Every year in mid-November, magical meteors from the Leonid meteor shower light up Earth’s night sky. Historically, the Leonids have been recorded as the largest “meteor storm”, ever reaching a rate of 50,000 meteors observed per hour.
Such meteor storms are very rare. According to Sky and Telescope magazine, viewers this year can only expect around 10 to 20 meteors per hour on the night of November 17 to early November 18.
MEMORYRUN LEONIDS INFORMATION
Operating time: 6/11-30/11 every year
This year’s peak: 17/11/2017
Origin: Comet Tempel Tuttle
From the constellation: Leo (Leo)
Frequency: 10-20 meteors/hour
WHERE DO THE LEONIDS MEET THE RAIN FROM?

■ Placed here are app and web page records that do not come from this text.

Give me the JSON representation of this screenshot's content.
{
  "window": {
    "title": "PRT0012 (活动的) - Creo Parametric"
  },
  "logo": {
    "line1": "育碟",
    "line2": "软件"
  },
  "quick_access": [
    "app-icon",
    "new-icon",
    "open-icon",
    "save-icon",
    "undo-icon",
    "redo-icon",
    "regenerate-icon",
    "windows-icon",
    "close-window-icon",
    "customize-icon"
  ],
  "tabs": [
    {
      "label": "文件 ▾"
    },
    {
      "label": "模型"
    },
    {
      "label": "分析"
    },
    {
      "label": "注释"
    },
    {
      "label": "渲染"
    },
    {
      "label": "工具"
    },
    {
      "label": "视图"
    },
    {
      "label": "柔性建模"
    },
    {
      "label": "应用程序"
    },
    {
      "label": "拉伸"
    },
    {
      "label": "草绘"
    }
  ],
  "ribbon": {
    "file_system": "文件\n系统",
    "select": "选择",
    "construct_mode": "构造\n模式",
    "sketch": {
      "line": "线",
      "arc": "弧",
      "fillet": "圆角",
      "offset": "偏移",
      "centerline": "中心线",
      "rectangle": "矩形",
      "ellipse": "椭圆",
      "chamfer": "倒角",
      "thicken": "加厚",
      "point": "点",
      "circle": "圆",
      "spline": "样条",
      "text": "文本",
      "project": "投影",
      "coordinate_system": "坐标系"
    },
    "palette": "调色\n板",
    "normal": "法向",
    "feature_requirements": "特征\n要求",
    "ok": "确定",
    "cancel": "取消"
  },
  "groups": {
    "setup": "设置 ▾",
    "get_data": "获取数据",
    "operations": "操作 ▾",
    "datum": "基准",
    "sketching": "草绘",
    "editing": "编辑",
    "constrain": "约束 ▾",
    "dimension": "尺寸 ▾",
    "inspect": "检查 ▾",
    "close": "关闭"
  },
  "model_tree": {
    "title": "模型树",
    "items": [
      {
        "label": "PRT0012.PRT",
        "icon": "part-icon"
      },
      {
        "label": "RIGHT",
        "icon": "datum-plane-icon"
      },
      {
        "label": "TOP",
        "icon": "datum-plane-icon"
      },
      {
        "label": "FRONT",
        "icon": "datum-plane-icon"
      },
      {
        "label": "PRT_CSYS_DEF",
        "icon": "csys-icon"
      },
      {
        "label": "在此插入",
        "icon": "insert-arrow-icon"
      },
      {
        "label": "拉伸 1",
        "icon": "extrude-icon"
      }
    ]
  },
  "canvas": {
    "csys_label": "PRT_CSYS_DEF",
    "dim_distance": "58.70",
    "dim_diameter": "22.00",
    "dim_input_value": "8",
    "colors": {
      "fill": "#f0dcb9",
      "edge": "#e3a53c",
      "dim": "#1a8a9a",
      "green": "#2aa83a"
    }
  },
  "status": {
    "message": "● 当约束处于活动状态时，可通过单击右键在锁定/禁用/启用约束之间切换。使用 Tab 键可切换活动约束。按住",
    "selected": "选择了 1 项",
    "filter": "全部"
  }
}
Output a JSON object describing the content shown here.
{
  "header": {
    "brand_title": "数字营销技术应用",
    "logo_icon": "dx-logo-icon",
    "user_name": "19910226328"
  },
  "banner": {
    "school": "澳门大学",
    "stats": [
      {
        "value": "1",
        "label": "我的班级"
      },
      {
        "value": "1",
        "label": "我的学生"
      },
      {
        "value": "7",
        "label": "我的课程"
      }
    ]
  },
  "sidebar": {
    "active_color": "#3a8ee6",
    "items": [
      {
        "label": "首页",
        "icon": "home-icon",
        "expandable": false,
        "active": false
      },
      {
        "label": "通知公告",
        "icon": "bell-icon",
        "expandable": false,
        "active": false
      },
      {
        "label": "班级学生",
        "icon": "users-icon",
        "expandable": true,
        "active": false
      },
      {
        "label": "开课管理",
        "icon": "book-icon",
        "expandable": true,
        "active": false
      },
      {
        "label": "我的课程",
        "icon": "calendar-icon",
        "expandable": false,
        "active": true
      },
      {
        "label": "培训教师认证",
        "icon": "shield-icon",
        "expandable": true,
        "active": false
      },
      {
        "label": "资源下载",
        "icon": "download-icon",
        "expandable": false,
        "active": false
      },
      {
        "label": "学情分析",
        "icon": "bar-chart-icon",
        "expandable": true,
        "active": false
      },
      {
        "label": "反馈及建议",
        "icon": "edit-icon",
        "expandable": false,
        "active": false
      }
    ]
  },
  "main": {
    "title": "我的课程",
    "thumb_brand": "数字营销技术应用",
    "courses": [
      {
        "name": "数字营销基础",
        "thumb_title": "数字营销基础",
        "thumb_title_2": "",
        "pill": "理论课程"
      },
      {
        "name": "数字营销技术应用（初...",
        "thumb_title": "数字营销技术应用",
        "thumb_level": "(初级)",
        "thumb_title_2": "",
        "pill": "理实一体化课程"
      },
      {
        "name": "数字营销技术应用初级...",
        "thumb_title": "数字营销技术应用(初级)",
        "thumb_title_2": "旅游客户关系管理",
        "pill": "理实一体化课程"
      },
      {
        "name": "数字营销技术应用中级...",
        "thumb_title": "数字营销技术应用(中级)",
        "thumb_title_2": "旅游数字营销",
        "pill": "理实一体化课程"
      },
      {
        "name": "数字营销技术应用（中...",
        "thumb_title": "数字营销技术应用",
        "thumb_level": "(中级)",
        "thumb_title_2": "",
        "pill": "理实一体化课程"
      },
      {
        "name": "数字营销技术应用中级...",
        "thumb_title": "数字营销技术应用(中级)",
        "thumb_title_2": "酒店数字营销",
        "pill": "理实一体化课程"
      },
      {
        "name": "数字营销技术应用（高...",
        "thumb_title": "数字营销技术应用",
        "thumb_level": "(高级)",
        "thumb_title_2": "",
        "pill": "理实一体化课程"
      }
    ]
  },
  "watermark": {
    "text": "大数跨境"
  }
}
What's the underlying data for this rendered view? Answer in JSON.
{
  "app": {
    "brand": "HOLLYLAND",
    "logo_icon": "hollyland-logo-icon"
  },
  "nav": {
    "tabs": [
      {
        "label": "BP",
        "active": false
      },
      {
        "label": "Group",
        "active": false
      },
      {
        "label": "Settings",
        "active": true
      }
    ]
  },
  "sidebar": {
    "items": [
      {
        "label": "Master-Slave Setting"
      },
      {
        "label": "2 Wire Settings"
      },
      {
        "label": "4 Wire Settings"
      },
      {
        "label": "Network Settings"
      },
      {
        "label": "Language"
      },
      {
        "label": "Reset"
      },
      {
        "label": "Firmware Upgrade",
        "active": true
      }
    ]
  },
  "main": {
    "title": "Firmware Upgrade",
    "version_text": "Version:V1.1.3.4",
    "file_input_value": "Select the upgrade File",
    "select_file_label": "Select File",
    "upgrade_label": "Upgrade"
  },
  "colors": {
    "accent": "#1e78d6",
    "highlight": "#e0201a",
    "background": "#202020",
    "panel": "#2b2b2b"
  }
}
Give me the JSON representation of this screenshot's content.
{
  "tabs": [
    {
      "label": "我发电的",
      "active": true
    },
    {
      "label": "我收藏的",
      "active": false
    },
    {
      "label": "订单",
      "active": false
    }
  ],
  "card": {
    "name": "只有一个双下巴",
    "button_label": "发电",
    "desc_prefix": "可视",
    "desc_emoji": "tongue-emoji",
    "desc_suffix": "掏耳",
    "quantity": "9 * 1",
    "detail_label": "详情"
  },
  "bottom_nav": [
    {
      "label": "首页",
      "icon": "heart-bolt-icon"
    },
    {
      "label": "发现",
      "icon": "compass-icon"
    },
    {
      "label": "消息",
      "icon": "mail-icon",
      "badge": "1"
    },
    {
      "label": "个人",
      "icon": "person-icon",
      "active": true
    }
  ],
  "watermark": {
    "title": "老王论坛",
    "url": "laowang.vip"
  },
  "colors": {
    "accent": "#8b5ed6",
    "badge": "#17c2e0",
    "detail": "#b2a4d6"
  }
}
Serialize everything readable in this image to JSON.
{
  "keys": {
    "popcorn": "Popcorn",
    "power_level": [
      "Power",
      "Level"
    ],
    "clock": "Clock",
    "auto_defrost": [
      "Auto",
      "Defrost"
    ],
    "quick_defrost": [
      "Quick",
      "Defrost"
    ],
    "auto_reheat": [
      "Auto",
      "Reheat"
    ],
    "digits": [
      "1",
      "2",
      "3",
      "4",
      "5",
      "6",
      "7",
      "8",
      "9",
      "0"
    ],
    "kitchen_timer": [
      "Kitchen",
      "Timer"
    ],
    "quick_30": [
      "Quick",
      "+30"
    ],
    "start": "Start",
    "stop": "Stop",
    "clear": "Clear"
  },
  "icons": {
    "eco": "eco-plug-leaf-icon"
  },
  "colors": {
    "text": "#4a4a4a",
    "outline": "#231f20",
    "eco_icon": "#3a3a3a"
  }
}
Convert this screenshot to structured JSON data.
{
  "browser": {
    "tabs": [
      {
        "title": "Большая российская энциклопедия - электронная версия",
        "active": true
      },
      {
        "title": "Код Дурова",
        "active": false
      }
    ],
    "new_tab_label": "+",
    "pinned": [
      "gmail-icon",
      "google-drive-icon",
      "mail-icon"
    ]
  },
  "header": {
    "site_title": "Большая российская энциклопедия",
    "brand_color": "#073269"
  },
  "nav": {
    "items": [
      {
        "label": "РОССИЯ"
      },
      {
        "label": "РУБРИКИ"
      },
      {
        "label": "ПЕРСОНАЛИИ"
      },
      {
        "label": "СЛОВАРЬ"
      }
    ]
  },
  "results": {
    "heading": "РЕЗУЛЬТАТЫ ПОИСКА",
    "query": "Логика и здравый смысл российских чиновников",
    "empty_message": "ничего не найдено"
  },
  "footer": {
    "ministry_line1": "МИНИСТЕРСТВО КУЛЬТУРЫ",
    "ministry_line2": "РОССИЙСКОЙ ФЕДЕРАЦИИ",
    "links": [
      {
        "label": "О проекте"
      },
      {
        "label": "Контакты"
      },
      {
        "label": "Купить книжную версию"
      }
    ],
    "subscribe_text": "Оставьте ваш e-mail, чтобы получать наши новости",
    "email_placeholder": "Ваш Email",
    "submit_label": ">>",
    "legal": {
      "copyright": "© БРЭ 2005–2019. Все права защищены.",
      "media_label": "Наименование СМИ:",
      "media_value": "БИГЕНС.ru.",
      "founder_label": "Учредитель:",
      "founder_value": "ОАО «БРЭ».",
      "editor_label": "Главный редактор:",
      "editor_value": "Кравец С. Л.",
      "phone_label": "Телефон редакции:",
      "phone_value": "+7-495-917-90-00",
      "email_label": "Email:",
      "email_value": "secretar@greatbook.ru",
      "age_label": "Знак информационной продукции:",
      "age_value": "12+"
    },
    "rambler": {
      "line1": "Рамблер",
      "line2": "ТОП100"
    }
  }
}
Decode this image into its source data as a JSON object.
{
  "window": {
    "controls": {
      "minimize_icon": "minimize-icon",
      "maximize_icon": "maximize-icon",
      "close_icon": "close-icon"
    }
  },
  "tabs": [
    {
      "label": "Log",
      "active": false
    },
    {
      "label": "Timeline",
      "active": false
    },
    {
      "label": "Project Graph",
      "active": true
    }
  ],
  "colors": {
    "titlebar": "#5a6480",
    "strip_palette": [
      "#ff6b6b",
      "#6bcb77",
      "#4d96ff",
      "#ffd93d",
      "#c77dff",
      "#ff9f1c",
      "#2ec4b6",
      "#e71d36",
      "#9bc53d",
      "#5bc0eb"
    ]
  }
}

The Leonid meteor shower occurs every November when Earth passes through the orbit of Comet Tempel-Tuttle. This comet orbits the Sun every 33.3 years, leaving behind countless dust particles and tiny meteorite fragments.
Once Earth passes through this dusty path, countless fragments of dust and rock rush into Earth’s atmosphere. Air resistance in the atmosphere causes them to heat up and burn into bright meteors.
Due to their very small size, usually the size of a grain of sand or a pea, most burn up before reaching the Earth’s surface.
TIME AND PLACE OF OBSERVATIONS
The Leonid meteor shower peaks on the night of November 17 and early in the morning of November 18, however, some meteor trails can still be seen a few days before or after the peak. The moon only appears for a moment at dusk, so the whole night of observation will not be obstructed by moonlight.